→ Problem details
Among these entries, count the lines containing the word "description" and answer with only the number.

→ Data extract
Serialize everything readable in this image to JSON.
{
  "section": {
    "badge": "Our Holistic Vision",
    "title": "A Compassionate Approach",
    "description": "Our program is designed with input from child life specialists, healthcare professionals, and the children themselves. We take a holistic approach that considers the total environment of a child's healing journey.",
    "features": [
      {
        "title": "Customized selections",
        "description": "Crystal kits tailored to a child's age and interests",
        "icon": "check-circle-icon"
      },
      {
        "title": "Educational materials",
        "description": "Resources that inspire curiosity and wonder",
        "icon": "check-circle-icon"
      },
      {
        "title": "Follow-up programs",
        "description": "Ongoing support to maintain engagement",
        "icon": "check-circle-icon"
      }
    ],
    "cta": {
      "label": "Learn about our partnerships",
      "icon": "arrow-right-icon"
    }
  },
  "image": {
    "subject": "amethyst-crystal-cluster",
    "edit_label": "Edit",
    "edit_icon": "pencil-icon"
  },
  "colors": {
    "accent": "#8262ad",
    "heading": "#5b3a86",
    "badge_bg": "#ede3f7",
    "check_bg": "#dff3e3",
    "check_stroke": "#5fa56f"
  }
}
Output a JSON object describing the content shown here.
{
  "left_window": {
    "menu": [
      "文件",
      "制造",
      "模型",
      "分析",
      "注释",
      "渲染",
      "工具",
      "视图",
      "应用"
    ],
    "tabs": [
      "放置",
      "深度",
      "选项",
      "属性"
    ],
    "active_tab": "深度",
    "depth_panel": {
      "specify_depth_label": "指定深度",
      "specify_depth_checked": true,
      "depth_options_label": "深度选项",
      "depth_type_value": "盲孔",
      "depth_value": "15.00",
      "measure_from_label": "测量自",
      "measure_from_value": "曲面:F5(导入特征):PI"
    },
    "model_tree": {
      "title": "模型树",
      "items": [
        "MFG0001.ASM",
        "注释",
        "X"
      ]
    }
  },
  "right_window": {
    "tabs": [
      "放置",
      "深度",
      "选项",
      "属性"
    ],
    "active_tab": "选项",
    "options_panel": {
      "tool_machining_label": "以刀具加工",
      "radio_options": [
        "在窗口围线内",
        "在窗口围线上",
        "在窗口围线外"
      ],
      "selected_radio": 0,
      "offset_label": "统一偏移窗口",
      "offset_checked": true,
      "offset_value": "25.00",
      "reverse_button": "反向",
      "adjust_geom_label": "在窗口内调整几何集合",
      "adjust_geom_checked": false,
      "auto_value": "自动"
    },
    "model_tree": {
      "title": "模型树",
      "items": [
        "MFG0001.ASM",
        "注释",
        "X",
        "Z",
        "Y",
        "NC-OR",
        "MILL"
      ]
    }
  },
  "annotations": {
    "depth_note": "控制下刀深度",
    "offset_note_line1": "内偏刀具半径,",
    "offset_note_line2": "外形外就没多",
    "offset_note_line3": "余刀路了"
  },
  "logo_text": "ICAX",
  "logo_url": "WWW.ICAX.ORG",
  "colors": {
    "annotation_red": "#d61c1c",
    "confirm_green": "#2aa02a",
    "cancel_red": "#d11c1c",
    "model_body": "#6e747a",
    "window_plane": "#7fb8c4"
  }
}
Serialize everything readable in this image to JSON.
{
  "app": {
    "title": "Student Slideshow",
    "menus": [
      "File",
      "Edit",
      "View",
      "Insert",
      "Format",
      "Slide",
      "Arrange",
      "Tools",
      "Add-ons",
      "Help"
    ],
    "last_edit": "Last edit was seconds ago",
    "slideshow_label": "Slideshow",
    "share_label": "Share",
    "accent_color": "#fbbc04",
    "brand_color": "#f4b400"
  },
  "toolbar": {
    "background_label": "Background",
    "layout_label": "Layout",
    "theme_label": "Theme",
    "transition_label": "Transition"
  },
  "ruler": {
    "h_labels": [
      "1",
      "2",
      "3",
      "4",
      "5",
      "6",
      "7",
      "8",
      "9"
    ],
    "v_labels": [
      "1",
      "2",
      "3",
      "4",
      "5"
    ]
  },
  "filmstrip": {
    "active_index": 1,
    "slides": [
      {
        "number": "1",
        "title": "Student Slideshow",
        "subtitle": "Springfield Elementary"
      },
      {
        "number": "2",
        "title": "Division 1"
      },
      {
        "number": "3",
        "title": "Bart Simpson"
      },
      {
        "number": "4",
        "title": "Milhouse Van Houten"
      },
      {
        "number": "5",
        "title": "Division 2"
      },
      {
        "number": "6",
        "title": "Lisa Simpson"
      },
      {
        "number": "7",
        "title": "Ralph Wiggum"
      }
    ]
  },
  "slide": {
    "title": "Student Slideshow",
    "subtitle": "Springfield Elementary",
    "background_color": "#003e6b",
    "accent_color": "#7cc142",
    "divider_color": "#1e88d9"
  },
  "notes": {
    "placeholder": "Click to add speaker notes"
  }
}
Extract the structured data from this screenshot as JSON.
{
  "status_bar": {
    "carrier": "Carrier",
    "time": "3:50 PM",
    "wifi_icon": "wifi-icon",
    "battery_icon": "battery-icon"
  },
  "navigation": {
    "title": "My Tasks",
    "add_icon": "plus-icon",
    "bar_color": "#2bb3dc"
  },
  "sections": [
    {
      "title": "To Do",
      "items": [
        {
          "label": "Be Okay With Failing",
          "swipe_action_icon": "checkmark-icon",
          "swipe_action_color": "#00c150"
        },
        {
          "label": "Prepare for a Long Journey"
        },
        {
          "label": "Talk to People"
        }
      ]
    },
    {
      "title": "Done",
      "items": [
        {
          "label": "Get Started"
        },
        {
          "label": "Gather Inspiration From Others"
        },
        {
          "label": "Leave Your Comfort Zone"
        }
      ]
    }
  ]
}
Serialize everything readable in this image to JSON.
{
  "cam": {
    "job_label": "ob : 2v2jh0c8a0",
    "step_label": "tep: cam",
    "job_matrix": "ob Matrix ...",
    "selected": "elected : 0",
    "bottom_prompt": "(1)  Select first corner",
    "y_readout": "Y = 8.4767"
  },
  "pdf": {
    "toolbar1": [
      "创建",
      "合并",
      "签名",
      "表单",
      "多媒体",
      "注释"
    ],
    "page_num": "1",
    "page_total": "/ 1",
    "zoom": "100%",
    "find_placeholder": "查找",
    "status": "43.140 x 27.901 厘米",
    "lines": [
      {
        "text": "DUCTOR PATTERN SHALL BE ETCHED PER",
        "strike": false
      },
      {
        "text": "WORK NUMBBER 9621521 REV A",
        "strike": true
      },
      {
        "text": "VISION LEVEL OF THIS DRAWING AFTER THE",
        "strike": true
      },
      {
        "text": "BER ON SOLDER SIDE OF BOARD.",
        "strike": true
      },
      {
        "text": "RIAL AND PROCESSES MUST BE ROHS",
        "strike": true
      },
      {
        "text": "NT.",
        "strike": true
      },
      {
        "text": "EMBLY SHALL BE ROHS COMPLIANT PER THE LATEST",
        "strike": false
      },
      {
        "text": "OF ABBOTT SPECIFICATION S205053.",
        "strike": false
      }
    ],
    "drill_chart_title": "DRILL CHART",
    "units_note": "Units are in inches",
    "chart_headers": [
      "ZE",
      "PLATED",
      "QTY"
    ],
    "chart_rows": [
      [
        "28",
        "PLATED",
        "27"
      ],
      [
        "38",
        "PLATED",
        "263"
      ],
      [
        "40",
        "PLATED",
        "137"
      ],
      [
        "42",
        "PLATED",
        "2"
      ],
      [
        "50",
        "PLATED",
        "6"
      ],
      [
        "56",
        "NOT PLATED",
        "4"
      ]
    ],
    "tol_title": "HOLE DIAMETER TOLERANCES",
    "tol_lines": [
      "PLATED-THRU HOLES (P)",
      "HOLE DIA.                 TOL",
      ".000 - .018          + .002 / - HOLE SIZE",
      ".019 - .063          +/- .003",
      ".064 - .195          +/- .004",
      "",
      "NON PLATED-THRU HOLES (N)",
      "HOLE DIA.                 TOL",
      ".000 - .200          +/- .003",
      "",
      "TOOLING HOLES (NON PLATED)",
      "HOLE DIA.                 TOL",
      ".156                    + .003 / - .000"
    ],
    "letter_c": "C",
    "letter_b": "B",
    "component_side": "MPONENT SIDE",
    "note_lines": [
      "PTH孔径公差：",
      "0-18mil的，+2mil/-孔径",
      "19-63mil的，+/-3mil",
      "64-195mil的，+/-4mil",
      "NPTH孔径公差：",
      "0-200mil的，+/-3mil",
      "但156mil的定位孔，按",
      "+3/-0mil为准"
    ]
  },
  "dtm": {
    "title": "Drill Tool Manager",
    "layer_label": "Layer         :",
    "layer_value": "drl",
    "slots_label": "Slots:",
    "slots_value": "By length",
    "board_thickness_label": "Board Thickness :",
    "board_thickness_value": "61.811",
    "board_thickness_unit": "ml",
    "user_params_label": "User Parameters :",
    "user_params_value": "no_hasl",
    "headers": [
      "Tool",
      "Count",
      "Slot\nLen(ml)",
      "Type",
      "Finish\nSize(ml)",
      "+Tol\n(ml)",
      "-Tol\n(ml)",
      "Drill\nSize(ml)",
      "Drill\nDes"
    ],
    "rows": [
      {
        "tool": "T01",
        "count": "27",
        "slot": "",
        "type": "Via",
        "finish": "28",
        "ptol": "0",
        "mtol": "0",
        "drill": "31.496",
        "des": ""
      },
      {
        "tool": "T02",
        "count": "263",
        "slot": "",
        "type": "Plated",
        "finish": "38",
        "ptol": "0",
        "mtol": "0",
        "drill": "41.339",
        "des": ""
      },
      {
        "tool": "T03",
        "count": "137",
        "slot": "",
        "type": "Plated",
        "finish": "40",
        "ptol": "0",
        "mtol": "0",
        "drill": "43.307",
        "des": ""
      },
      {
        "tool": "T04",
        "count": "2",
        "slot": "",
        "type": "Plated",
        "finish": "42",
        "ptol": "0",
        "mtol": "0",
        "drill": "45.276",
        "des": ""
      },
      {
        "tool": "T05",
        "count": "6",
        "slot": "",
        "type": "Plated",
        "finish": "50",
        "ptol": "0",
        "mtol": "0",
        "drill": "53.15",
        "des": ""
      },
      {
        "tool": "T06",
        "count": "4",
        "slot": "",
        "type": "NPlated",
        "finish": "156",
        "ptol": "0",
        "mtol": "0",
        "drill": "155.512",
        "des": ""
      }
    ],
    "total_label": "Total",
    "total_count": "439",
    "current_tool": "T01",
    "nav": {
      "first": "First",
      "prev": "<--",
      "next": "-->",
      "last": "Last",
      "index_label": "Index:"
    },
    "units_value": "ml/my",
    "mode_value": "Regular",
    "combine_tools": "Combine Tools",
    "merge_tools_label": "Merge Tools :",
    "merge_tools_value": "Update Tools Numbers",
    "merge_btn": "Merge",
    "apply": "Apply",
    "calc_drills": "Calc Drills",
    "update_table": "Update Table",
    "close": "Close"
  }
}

→ Answer section
4